Welcome to the Nexus of Ethics, Psychology, Morality, Philosophy and Health Care

Welcome to the nexus of ethics, psychology, morality, technology, health care, and philosophy

Wednesday, July 5, 2017

Chief executives who lack ethics should be more afraid of public opinion than ever

Emma Koehn
Smart Company
Originally posted June 16, 2017

The age of the internet has made it near impossible for companies to hide when someone in their organisation makes a major blunder, and the research indicates the world is now tougher on bosses who stuff up than ever before.

PriceWaterhouseCoopers partners Kristin Rivera and Per Ola-Karlsson suggest in Harvard Business Review this week that the numbers don’t lie: more chief executives are being fired for “ethical blunders” than ever before, with scrutiny from both customers and shareholders accelerating.

The pair examine the numbers from PwC’s most recent global chief executive success study, which suggests the number of company heads who were dismissed for ethical lapses increased from 3.9% in the four years preceding 2012 to 5.3% at the end of 2016.

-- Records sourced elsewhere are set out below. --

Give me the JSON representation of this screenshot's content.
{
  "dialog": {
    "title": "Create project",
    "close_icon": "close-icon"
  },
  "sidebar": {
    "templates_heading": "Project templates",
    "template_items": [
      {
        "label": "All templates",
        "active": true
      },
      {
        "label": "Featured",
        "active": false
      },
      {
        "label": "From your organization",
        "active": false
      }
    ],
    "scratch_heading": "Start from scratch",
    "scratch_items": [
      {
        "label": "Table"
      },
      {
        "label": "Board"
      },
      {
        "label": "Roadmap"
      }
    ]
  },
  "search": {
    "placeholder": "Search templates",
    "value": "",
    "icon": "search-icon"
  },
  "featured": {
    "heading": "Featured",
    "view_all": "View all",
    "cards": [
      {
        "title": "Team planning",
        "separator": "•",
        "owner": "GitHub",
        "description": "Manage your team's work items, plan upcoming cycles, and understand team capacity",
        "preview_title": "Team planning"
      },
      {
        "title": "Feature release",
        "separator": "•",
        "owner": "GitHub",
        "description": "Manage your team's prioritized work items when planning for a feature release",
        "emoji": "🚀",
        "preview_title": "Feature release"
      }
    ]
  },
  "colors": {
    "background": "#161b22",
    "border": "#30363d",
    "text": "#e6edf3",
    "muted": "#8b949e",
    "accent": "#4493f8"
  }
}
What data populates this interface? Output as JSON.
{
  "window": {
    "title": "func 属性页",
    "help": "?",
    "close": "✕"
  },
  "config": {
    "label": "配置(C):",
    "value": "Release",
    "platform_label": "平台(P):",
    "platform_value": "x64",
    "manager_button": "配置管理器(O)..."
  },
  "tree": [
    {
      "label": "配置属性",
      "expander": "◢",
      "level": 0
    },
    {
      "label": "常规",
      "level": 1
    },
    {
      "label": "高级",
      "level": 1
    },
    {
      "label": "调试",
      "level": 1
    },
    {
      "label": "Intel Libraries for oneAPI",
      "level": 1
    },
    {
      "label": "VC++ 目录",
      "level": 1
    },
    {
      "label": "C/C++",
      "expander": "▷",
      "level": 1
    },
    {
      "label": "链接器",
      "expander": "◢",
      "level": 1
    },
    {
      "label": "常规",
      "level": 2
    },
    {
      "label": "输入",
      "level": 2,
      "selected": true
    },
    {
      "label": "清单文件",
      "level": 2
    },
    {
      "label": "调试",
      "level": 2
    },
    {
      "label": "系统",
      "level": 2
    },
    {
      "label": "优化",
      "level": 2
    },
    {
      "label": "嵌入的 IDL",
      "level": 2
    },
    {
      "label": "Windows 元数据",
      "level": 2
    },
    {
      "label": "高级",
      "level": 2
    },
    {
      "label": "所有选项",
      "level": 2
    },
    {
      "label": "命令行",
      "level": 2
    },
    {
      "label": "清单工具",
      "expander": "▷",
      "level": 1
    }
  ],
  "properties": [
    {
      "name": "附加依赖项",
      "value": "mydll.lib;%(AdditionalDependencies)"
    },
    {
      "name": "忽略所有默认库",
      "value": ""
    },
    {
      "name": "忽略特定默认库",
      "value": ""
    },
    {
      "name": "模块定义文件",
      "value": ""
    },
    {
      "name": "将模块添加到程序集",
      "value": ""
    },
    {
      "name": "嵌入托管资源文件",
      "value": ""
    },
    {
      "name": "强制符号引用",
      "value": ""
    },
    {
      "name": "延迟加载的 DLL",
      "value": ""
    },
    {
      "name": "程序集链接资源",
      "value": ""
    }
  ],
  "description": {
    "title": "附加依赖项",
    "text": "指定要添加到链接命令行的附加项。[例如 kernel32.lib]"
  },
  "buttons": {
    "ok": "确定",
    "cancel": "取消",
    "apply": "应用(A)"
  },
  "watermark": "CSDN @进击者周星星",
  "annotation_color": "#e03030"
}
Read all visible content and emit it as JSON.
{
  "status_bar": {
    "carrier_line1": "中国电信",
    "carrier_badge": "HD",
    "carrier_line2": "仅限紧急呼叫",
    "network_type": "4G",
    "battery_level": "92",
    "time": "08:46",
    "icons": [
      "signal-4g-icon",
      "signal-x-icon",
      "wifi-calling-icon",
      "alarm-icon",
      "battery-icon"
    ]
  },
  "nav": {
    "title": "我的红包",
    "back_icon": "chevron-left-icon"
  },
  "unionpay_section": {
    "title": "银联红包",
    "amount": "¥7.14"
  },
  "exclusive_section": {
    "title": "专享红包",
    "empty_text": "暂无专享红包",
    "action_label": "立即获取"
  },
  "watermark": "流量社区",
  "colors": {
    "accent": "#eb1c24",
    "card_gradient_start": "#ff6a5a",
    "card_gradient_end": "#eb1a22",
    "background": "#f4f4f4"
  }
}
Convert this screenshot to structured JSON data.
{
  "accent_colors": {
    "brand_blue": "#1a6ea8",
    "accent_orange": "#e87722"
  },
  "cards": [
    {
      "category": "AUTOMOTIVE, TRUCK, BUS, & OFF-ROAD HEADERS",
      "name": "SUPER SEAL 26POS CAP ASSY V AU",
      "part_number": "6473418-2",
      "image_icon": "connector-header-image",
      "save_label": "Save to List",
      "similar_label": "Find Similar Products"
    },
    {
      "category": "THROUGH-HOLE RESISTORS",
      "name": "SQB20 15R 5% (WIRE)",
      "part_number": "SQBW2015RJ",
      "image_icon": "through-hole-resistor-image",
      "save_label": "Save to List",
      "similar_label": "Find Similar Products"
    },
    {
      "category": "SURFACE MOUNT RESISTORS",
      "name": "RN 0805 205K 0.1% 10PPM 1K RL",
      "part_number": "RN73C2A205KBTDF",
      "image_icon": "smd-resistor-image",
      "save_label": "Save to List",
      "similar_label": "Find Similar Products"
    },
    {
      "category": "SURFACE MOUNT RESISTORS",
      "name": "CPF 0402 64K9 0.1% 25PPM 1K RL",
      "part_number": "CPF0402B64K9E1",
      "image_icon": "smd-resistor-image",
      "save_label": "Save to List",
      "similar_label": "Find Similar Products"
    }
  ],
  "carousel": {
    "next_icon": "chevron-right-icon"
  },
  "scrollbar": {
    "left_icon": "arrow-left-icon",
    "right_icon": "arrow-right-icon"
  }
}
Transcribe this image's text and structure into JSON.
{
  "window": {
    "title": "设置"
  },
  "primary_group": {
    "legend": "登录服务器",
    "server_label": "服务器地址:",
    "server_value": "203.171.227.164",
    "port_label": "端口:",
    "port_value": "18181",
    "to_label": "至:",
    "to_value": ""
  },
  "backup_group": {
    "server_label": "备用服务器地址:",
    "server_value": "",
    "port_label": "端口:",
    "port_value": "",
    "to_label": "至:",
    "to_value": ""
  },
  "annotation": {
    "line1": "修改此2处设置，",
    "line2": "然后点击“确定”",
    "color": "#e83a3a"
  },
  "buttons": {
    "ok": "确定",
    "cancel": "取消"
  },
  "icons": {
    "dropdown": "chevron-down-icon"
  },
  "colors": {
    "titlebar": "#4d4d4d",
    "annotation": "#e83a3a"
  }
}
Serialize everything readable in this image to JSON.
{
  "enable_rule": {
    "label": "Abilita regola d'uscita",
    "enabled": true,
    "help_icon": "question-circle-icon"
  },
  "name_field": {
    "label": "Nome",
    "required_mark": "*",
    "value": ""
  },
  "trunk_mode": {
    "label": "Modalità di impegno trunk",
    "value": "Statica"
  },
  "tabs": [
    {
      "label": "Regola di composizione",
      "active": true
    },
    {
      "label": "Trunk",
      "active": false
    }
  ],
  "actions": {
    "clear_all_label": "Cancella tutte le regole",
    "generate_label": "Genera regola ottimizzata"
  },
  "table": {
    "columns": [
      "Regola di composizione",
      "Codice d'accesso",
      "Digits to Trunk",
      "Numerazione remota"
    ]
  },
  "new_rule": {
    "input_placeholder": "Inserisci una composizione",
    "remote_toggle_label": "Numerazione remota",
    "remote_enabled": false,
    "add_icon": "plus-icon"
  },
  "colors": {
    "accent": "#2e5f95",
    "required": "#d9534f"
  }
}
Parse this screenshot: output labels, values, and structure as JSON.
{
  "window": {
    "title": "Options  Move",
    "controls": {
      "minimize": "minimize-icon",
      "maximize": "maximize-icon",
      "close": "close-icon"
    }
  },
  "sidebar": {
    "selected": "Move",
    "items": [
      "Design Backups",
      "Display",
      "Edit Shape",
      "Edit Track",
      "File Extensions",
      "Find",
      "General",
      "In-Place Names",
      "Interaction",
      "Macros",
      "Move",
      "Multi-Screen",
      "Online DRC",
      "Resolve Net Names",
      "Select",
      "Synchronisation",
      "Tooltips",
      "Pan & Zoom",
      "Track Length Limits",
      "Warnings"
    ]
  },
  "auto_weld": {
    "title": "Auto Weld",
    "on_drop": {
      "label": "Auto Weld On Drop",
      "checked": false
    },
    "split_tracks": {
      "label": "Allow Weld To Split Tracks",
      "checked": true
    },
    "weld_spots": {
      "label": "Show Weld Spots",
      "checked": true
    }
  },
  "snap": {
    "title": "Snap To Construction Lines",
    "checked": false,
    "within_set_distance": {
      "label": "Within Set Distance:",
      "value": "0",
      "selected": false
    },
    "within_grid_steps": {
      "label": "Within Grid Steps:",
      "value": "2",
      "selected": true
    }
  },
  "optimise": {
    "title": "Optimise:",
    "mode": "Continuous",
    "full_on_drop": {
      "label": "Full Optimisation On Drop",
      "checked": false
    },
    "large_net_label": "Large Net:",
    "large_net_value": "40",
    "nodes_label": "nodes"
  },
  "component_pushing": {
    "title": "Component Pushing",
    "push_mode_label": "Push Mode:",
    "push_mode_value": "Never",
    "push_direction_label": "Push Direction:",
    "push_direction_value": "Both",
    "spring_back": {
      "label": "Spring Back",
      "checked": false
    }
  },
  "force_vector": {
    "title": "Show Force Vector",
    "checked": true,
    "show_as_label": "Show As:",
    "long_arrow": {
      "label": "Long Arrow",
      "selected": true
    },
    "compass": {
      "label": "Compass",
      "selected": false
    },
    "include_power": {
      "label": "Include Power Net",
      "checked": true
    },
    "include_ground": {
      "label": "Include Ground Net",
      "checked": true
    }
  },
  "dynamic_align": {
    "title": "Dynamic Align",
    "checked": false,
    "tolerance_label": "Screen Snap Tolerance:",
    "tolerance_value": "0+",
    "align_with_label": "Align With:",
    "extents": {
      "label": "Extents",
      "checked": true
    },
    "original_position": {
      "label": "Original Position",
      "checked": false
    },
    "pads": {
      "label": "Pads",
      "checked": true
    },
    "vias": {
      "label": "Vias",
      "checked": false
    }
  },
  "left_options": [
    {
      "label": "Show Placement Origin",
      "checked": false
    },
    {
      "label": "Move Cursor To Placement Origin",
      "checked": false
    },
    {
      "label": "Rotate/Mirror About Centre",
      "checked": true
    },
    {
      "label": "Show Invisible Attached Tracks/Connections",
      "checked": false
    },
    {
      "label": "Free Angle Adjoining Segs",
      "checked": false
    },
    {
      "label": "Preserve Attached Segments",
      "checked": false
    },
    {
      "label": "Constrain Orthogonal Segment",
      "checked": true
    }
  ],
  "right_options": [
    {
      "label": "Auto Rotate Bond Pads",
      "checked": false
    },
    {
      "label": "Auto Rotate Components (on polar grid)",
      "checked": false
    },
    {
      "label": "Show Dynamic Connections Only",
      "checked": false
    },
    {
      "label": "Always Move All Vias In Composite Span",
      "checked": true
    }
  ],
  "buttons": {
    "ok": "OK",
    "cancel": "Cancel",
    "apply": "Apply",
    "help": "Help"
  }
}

“Firstly, the public has become more suspicious, more critical and less forgiving of corporate misbehaviour,” Rivera and Karlsson say.

“Second, governance and regulation in many countries has become both more proactive and more punitive.”

The article is here.